___ Available records ___

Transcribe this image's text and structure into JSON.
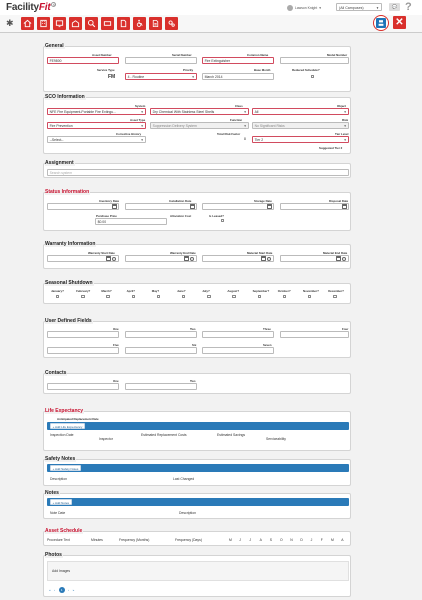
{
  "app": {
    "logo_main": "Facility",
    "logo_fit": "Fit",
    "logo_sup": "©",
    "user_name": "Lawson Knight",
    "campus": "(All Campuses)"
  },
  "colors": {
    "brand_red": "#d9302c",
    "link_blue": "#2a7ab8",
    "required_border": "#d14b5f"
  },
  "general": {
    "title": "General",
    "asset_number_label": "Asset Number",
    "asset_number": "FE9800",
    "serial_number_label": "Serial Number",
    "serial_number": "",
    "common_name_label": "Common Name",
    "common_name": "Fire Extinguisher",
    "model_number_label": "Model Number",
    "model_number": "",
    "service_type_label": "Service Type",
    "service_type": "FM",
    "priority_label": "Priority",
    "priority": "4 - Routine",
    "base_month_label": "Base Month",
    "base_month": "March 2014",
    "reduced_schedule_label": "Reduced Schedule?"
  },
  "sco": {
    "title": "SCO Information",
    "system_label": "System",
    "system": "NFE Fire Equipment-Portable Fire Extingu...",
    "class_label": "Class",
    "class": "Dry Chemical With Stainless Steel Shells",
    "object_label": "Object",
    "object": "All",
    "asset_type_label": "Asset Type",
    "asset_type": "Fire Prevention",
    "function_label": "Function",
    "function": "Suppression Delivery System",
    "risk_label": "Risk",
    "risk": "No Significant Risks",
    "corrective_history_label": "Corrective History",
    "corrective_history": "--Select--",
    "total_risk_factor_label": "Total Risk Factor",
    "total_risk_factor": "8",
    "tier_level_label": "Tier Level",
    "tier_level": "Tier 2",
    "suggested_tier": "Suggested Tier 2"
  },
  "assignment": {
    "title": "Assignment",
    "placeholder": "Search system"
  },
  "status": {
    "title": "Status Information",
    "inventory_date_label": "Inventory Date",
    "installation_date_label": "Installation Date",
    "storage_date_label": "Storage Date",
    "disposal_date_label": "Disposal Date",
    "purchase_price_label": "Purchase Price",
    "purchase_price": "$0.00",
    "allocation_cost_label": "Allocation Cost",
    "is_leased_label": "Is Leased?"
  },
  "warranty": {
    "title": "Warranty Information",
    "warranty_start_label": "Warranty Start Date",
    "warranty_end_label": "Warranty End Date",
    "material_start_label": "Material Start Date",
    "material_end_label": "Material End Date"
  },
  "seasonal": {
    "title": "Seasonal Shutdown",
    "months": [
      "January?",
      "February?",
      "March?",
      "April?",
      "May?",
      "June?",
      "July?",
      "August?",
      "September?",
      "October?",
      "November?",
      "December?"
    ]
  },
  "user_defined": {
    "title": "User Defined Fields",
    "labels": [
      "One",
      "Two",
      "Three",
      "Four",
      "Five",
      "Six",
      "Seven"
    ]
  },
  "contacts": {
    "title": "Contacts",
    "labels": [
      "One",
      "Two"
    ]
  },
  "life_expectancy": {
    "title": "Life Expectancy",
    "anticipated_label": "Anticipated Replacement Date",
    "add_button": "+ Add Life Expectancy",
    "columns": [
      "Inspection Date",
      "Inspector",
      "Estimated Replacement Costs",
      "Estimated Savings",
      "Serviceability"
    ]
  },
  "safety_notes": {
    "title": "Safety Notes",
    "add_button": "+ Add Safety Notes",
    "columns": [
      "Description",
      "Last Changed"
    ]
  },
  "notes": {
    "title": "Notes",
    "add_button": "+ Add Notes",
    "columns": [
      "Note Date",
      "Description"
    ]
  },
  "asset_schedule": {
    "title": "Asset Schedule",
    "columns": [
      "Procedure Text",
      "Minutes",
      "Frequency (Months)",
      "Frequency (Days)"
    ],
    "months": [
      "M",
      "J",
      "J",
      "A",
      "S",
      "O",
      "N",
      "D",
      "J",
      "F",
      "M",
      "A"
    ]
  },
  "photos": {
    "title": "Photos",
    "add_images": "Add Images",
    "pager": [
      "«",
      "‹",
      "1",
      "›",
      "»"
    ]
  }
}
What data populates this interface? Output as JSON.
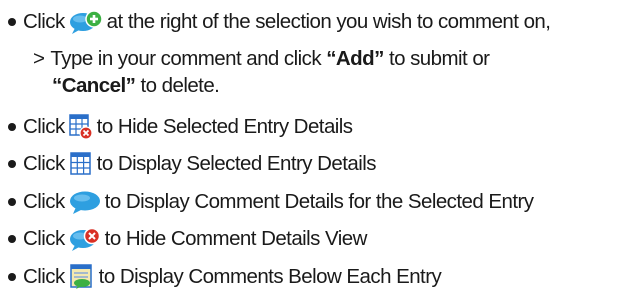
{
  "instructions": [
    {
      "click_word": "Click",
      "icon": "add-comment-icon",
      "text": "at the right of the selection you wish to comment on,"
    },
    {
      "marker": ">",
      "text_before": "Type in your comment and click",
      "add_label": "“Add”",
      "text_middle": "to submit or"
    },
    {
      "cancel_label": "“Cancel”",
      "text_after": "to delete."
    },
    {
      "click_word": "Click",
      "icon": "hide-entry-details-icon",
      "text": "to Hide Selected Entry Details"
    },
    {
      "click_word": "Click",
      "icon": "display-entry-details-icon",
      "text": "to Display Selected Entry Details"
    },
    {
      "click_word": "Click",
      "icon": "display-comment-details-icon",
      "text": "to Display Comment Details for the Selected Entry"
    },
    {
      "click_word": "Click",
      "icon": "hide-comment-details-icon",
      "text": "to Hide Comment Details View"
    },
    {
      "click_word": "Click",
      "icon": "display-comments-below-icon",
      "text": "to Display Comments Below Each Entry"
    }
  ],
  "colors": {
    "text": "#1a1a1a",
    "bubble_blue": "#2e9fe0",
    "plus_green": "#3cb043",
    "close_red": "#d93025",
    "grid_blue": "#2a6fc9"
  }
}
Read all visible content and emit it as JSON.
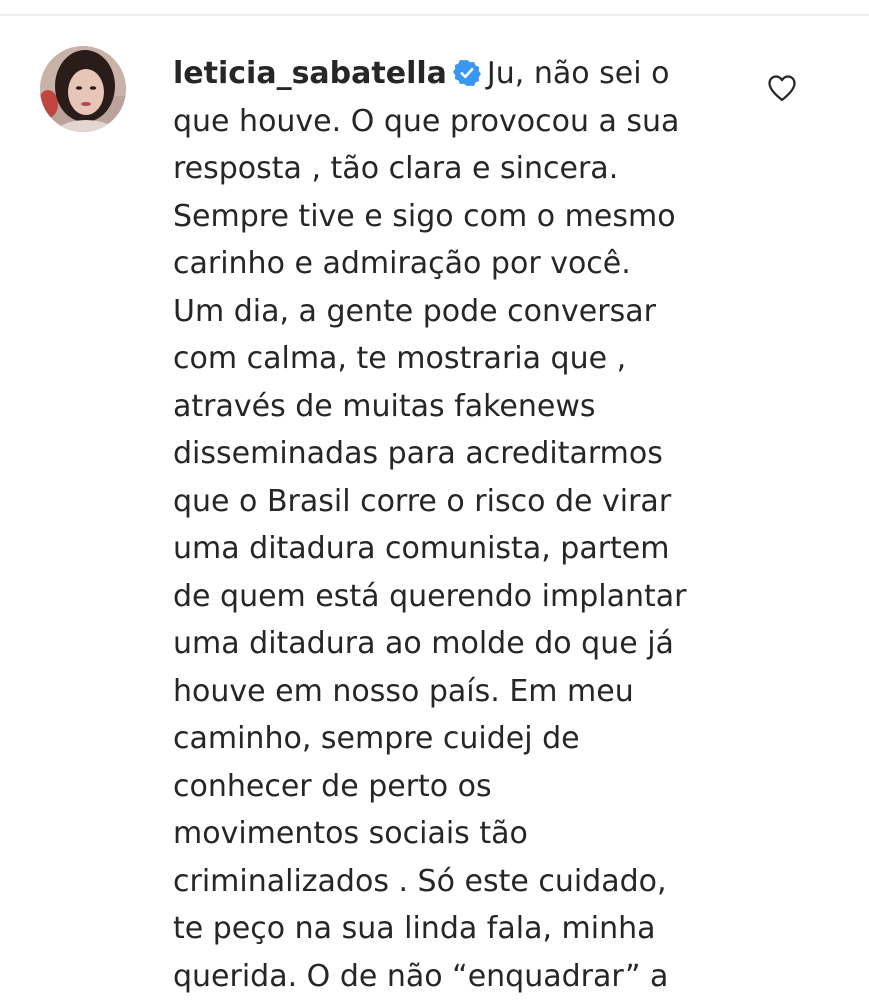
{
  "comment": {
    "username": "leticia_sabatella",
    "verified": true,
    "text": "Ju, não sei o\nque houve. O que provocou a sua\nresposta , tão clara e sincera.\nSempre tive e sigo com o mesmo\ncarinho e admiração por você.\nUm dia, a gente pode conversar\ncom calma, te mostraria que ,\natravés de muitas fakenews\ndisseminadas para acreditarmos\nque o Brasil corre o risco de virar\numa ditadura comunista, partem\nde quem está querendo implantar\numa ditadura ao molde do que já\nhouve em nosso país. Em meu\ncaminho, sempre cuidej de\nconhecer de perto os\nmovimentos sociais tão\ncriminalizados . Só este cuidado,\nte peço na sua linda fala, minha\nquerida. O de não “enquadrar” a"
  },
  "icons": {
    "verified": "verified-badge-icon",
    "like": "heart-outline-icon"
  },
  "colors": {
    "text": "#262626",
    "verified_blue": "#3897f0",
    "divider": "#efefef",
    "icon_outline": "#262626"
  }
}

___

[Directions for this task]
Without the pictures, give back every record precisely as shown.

[Task result]
Transcribe this image's text and structure into JSON.
{
  "app": {
    "logo_main": "Facility",
    "logo_fit": "Fit",
    "logo_sup": "©",
    "user_name": "Lawson Knight",
    "campus": "(All Campuses)"
  },
  "colors": {
    "brand_red": "#d9302c",
    "link_blue": "#2a7ab8",
    "required_border": "#d14b5f"
  },
  "general": {
    "title": "General",
    "asset_number_label": "Asset Number",
    "asset_number": "FE9800",
    "serial_number_label": "Serial Number",
    "serial_number": "",
    "common_name_label": "Common Name",
    "common_name": "Fire Extinguisher",
    "model_number_label": "Model Number",
    "model_number": "",
    "service_type_label": "Service Type",
    "service_type": "FM",
    "priority_label": "Priority",
    "priority": "4 - Routine",
    "base_month_label": "Base Month",
    "base_month": "March 2014",
    "reduced_schedule_label": "Reduced Schedule?"
  },
  "sco": {
    "title": "SCO Information",
    "system_label": "System",
    "system": "NFE Fire Equipment-Portable Fire Extingu...",
    "class_label": "Class",
    "class": "Dry Chemical With Stainless Steel Shells",
    "object_label": "Object",
    "object": "All",
    "asset_type_label": "Asset Type",
    "asset_type": "Fire Prevention",
    "function_label": "Function",
    "function": "Suppression Delivery System",
    "risk_label": "Risk",
    "risk": "No Significant Risks",
    "corrective_history_label": "Corrective History",
    "corrective_history": "--Select--",
    "total_risk_factor_label": "Total Risk Factor",
    "total_risk_factor": "8",
    "tier_level_label": "Tier Level",
    "tier_level": "Tier 2",
    "suggested_tier": "Suggested Tier 2"
  },
  "assignment": {
    "title": "Assignment",
    "placeholder": "Search system"
  },
  "status": {
    "title": "Status Information",
    "inventory_date_label": "Inventory Date",
    "installation_date_label": "Installation Date",
    "storage_date_label": "Storage Date",
    "disposal_date_label": "Disposal Date",
    "purchase_price_label": "Purchase Price",
    "purchase_price": "$0.00",
    "allocation_cost_label": "Allocation Cost",
    "is_leased_label": "Is Leased?"
  },
  "warranty": {
    "title": "Warranty Information",
    "warranty_start_label": "Warranty Start Date",
    "warranty_end_label": "Warranty End Date",
    "material_start_label": "Material Start Date",
    "material_end_label": "Material End Date"
  },
  "seasonal": {
    "title": "Seasonal Shutdown",
    "months": [
      "January?",
      "February?",
      "March?",
      "April?",
      "May?",
      "June?",
      "July?",
      "August?",
      "September?",
      "October?",
      "November?",
      "December?"
    ]
  },
  "user_defined": {
    "title": "User Defined Fields",
    "labels": [
      "One",
      "Two",
      "Three",
      "Four",
      "Five",
      "Six",
      "Seven"
    ]
  },
  "contacts": {
    "title": "Contacts",
    "labels": [
      "One",
      "Two"
    ]
  },
  "life_expectancy": {
    "title": "Life Expectancy",
    "anticipated_label": "Anticipated Replacement Date",
    "add_button": "+ Add Life Expectancy",
    "columns": [
      "Inspection Date",
      "Inspector",
      "Estimated Replacement Costs",
      "Estimated Savings",
      "Serviceability"
    ]
  },
  "safety_notes": {
    "title": "Safety Notes",
    "add_button": "+ Add Safety Notes",
    "columns": [
      "Description",
      "Last Changed"
    ]
  },
  "notes": {
    "title": "Notes",
    "add_button": "+ Add Notes",
    "columns": [
      "Note Date",
      "Description"
    ]
  },
  "asset_schedule": {
    "title": "Asset Schedule",
    "columns": [
      "Procedure Text",
      "Minutes",
      "Frequency (Months)",
      "Frequency (Days)"
    ],
    "months": [
      "M",
      "J",
      "J",
      "A",
      "S",
      "O",
      "N",
      "D",
      "J",
      "F",
      "M",
      "A"
    ]
  },
  "photos": {
    "title": "Photos",
    "add_images": "Add Images",
    "pager": [
      "«",
      "‹",
      "1",
      "›",
      "»"
    ]
  }
}
What data populates this interface? Output as JSON.
{
  "instructions": [
    {
      "click_word": "Click",
      "icon": "add-comment-icon",
      "text": "at the right of the selection you wish to comment on,"
    },
    {
      "marker": ">",
      "text_before": "Type in your comment and click",
      "add_label": "“Add”",
      "text_middle": "to submit or"
    },
    {
      "cancel_label": "“Cancel”",
      "text_after": "to delete."
    },
    {
      "click_word": "Click",
      "icon": "hide-entry-details-icon",
      "text": "to Hide Selected Entry Details"
    },
    {
      "click_word": "Click",
      "icon": "display-entry-details-icon",
      "text": "to Display Selected Entry Details"
    },
    {
      "click_word": "Click",
      "icon": "display-comment-details-icon",
      "text": "to Display Comment Details for the Selected Entry"
    },
    {
      "click_word": "Click",
      "icon": "hide-comment-details-icon",
      "text": "to Hide Comment Details View"
    },
    {
      "click_word": "Click",
      "icon": "display-comments-below-icon",
      "text": "to Display Comments Below Each Entry"
    }
  ],
  "colors": {
    "text": "#1a1a1a",
    "bubble_blue": "#2e9fe0",
    "plus_green": "#3cb043",
    "close_red": "#d93025",
    "grid_blue": "#2a6fc9"
  }
}
Read all visible content and emit it as JSON.
{
  "comment": {
    "username": "leticia_sabatella",
    "verified": true,
    "text": "Ju, não sei o\nque houve. O que provocou a sua\nresposta , tão clara e sincera.\nSempre tive e sigo com o mesmo\ncarinho e admiração por você.\nUm dia, a gente pode conversar\ncom calma, te mostraria que ,\natravés de muitas fakenews\ndisseminadas para acreditarmos\nque o Brasil corre o risco de virar\numa ditadura comunista, partem\nde quem está querendo implantar\numa ditadura ao molde do que já\nhouve em nosso país. Em meu\ncaminho, sempre cuidej de\nconhecer de perto os\nmovimentos sociais tão\ncriminalizados . Só este cuidado,\nte peço na sua linda fala, minha\nquerida. O de não “enquadrar” a"
  },
  "icons": {
    "verified": "verified-badge-icon",
    "like": "heart-outline-icon"
  },
  "colors": {
    "text": "#262626",
    "verified_blue": "#3897f0",
    "divider": "#efefef",
    "icon_outline": "#262626"
  }
}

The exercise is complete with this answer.